Published: 22 March 2010
The International Federation of Red Cross and Red Crescent Societies (IFRC) is appealing for 986,862 Swiss francs (USD 932,409 or EUR 677,278) to mitigate the effects of last year’s bad harvest in Niger. According to an assessment conducted by the Niger government, more than half of the country’s 15 million people are facing food shortages due to irregular and poor rainfalls.
The US-funded Famine Early Warning Systems Network (Fewsnet) says the number of malnourished children being admitted to feeding centres was 60 percent greater in January 2010 than at the same time the previous year.
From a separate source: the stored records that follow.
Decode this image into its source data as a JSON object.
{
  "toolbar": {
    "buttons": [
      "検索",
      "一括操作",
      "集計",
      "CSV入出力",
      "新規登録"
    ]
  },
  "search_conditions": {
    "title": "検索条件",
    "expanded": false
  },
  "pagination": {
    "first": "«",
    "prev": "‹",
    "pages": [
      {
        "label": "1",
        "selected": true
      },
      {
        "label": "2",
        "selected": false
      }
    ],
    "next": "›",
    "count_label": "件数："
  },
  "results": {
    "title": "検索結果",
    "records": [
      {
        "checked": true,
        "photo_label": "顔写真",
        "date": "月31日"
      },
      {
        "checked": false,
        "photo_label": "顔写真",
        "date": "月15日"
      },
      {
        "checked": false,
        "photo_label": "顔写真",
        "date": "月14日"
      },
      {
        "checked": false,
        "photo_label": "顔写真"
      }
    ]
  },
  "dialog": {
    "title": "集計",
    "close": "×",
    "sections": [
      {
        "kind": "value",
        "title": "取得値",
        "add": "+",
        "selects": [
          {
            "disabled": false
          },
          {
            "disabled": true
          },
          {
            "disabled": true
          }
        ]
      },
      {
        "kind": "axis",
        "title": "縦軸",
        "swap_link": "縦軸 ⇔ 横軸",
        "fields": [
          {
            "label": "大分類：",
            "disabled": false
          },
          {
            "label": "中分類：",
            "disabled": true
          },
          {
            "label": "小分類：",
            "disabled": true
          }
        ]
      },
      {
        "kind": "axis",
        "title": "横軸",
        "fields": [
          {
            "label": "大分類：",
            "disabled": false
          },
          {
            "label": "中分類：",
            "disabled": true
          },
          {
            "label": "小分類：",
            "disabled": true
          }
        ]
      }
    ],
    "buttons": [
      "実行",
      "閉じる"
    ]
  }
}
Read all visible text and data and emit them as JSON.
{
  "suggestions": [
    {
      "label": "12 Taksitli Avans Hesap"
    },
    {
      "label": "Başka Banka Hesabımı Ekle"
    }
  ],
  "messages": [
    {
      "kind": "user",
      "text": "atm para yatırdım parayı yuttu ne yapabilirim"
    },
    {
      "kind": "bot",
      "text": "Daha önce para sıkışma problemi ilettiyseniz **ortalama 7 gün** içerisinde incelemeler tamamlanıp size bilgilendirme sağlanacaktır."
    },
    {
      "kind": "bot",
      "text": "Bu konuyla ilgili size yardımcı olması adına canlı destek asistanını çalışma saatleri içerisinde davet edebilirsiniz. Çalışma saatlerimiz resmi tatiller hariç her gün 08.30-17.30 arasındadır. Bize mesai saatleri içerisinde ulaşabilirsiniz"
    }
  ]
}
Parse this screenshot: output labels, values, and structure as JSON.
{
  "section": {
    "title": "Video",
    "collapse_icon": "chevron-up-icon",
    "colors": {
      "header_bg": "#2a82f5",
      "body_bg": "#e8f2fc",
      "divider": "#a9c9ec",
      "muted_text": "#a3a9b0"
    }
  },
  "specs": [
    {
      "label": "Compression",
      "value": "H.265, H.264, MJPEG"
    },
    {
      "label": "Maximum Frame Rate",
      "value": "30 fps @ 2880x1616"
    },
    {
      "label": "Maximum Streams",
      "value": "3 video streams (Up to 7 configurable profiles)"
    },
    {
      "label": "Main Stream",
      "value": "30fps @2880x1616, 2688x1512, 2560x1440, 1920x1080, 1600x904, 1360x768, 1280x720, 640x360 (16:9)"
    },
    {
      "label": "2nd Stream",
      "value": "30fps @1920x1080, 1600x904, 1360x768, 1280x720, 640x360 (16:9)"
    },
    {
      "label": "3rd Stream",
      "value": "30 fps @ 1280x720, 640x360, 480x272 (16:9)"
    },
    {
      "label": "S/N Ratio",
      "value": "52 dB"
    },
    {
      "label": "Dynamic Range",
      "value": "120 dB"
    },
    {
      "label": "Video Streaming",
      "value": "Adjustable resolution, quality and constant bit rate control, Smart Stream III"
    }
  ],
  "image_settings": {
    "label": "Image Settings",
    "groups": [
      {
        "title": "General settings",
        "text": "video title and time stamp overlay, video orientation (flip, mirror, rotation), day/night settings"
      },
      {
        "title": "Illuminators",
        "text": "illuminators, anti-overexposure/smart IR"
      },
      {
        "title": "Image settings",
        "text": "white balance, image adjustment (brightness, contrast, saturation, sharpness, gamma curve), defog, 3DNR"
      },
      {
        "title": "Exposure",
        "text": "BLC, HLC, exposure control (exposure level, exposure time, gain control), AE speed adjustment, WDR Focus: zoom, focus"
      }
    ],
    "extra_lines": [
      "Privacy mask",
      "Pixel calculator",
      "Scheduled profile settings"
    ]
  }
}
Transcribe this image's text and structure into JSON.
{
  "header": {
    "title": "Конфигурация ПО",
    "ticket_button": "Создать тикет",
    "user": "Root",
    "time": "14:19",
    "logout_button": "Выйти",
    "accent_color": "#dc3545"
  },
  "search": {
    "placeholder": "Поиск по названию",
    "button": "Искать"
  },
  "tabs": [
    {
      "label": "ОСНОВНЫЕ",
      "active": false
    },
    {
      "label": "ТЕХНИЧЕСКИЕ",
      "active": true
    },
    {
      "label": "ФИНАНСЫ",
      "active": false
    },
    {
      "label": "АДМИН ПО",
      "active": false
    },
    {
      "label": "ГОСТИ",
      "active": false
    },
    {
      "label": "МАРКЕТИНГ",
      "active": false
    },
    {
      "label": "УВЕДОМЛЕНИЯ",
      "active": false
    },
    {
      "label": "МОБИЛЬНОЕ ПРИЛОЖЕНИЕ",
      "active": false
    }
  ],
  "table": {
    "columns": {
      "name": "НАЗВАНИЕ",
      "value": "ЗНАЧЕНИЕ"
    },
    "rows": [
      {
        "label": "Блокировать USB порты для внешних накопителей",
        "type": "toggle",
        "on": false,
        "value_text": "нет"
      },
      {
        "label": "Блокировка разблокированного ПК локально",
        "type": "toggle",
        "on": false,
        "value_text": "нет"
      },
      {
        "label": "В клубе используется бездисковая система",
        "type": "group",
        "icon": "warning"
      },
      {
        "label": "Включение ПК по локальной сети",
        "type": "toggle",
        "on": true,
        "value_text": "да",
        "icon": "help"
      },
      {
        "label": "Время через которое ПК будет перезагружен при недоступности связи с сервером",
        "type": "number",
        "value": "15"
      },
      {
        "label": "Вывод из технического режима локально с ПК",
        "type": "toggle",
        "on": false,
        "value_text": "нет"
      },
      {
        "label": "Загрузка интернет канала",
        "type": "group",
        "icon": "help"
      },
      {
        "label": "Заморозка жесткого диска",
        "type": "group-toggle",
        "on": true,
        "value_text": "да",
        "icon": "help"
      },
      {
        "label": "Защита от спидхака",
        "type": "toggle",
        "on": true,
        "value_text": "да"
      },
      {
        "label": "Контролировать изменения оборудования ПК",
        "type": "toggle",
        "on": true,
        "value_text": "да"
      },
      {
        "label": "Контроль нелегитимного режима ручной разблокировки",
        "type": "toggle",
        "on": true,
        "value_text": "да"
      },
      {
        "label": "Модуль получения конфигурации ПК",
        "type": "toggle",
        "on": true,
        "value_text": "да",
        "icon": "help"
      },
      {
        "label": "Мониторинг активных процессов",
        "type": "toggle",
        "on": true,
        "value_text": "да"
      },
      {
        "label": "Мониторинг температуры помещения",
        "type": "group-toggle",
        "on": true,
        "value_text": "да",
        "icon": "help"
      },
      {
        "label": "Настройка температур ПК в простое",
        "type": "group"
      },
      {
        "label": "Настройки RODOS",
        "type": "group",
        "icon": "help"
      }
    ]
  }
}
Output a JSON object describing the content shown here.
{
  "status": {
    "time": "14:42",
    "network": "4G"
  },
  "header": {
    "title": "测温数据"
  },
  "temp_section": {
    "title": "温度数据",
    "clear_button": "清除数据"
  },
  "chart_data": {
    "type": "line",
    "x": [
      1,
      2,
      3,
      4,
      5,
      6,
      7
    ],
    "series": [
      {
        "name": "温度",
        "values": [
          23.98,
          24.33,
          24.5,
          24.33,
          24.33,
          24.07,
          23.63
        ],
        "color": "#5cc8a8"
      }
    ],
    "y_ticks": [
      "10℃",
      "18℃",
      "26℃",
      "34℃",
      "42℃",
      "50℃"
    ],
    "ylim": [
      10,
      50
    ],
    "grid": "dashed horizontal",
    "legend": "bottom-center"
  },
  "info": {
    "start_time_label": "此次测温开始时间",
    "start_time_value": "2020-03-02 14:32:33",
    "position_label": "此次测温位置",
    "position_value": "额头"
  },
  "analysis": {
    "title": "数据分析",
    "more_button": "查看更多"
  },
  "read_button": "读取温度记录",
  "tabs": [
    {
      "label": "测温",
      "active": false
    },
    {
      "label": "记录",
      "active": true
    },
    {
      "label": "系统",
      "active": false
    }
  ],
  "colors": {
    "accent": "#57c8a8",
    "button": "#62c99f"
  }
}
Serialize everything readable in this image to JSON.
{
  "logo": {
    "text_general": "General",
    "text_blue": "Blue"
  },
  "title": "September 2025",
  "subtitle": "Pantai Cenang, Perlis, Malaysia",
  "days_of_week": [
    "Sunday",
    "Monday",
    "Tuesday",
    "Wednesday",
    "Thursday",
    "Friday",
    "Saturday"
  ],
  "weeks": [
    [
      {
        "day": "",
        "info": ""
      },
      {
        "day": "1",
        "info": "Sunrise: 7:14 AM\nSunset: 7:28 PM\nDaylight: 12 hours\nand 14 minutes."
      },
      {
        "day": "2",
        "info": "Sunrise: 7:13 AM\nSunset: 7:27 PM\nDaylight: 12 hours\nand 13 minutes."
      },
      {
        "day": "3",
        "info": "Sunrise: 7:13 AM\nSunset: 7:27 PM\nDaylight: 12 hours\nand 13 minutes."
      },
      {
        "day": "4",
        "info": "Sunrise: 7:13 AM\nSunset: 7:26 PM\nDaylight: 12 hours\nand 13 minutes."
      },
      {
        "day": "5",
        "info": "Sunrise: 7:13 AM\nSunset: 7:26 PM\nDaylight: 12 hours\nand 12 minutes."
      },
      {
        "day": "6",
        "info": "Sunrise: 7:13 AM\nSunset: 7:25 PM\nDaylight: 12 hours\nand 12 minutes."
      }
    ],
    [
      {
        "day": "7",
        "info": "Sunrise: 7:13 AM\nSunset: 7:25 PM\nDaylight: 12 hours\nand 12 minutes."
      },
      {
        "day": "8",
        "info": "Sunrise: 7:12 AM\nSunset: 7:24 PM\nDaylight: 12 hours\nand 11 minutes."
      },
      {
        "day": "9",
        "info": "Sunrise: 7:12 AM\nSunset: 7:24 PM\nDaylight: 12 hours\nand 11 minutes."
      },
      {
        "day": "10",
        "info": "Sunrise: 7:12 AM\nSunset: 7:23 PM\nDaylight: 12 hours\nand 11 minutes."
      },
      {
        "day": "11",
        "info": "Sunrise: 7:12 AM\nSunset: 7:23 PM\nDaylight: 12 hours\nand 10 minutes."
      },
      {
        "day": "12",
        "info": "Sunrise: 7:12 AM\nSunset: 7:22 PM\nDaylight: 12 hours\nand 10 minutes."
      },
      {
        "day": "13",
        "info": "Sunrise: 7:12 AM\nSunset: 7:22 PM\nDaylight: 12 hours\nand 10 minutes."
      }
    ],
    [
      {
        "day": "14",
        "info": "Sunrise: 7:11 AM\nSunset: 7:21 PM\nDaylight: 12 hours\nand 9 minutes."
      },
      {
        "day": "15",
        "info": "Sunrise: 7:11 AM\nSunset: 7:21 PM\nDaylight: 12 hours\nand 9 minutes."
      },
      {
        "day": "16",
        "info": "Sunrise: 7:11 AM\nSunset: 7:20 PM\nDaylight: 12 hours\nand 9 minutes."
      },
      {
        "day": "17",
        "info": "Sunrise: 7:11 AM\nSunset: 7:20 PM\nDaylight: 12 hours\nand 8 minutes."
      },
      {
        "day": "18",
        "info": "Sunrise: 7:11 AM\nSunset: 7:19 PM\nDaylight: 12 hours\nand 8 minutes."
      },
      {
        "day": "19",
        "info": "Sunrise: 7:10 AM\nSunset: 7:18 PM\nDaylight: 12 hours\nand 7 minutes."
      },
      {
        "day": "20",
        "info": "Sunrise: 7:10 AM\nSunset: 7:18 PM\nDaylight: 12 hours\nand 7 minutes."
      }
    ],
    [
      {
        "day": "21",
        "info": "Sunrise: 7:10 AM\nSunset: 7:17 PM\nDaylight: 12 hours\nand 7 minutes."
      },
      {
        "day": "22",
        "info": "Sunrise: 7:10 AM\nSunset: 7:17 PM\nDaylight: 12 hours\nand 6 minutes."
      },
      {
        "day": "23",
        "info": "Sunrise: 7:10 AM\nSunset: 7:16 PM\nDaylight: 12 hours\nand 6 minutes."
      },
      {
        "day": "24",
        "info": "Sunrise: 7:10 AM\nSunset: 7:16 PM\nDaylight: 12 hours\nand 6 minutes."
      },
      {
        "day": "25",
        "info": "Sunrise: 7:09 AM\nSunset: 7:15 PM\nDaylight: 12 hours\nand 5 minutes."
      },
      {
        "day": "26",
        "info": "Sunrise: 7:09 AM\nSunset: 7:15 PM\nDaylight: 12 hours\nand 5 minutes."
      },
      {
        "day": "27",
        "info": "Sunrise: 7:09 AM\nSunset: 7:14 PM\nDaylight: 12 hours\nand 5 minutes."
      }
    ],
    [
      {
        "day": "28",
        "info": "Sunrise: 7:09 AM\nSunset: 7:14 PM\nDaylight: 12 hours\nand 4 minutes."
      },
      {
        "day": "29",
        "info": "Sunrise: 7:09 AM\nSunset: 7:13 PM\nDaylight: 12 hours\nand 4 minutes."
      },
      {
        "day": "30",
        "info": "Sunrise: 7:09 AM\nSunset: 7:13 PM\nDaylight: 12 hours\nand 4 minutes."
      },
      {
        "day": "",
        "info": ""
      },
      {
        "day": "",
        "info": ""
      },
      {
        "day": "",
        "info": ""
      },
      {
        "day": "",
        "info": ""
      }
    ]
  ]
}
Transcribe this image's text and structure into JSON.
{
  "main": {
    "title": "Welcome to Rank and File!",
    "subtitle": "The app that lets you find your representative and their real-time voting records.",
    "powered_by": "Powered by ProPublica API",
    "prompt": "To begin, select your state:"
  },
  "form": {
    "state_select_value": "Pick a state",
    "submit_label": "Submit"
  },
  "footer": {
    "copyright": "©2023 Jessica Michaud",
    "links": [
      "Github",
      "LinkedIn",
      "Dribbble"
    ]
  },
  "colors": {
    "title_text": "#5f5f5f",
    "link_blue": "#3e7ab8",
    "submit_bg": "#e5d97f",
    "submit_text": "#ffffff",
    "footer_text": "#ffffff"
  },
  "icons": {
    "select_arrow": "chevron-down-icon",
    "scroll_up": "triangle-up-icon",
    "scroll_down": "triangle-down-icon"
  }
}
Fewsnet predicts a serious food security emergency in Niger this year.
“We are very concerned about the fact that more than half of rural households have no cereals left in stock,” said Mamane Issa, secretary general of the Niger Red Cross. “Rapid assistance for the landless rural poor in particular is important in order to avoid displacements and the sale of community assets.”
The IFRC aims to support the Niger Red Cross in assisting 300,000 people in 120 villages in Diffa, Zinder and Tahoua regions. Cash will be provided to vulnerable people in exchange for work to improve the environment in order to increase agricultural production. Food and seeds will be distributed in collaboration with partners and health centres will be supported to provide approriate nutritional services to affected communities.
“The peak of the food shortage is expected in June. We need to take early action to alleviate the effects by increasing community resilience and by supporting community coping mechanisms,” said Youcef Ait-Chellouche, IFRC Disaster management coordinator for West and Central Africa. “It is also important to support early recovery such as providing seeds for the next planting season in order to avoid a poor harvest this year as well.”
The IFRC released a total of 229,000 Swiss francs (USD 212,828/ EUR 156,142) at the end of February from its Disaster Relief Emergency Fund to start the operation. The operation is to be implemented over nine months.